(Information shown)
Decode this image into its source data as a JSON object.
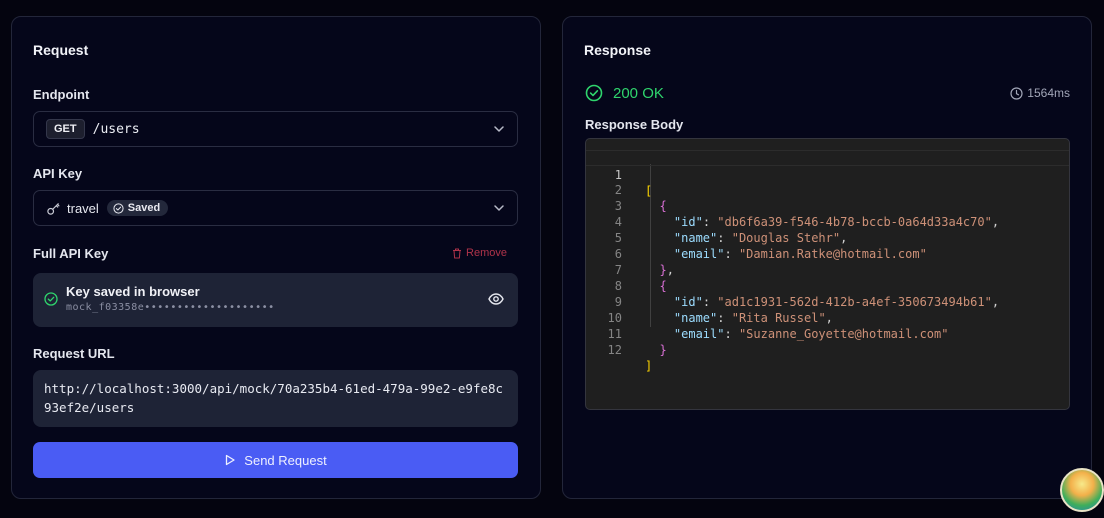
{
  "request": {
    "title": "Request",
    "endpoint_label": "Endpoint",
    "method": "GET",
    "path": "/users",
    "api_key_label": "API Key",
    "api_key_name": "travel",
    "saved_badge": "Saved",
    "full_key_label": "Full API Key",
    "remove_label": "Remove",
    "key_saved_title": "Key saved in browser",
    "key_masked": "mock_f03358e••••••••••••••••••••",
    "request_url_label": "Request URL",
    "request_url": "http://localhost:3000/api/mock/70a235b4-61ed-479a-99e2-e9fe8c93ef2e/users",
    "send_label": "Send Request"
  },
  "response": {
    "title": "Response",
    "status": "200 OK",
    "status_color": "#2fd56d",
    "time": "1564ms",
    "body_label": "Response Body",
    "line_numbers": [
      "1",
      "2",
      "3",
      "4",
      "5",
      "6",
      "7",
      "8",
      "9",
      "10",
      "11",
      "12"
    ],
    "records": [
      {
        "id": "db6f6a39-f546-4b78-bccb-0a64d33a4c70",
        "name": "Douglas Stehr",
        "email": "Damian.Ratke@hotmail.com"
      },
      {
        "id": "ad1c1931-562d-412b-a4ef-350673494b61",
        "name": "Rita Russel",
        "email": "Suzanne_Goyette@hotmail.com"
      }
    ]
  },
  "colors": {
    "accent": "#4a5cf4",
    "danger": "#b0334a",
    "success": "#2fd56d"
  },
  "icons": [
    "chevron-down-icon",
    "key-icon",
    "check-circle-icon",
    "trash-icon",
    "eye-icon",
    "play-icon",
    "clock-icon"
  ]
}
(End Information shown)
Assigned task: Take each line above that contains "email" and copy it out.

Output:
        "email": "Damian.Ratke@hotmail.com"
        "email": "Suzanne_Goyette@hotmail.com"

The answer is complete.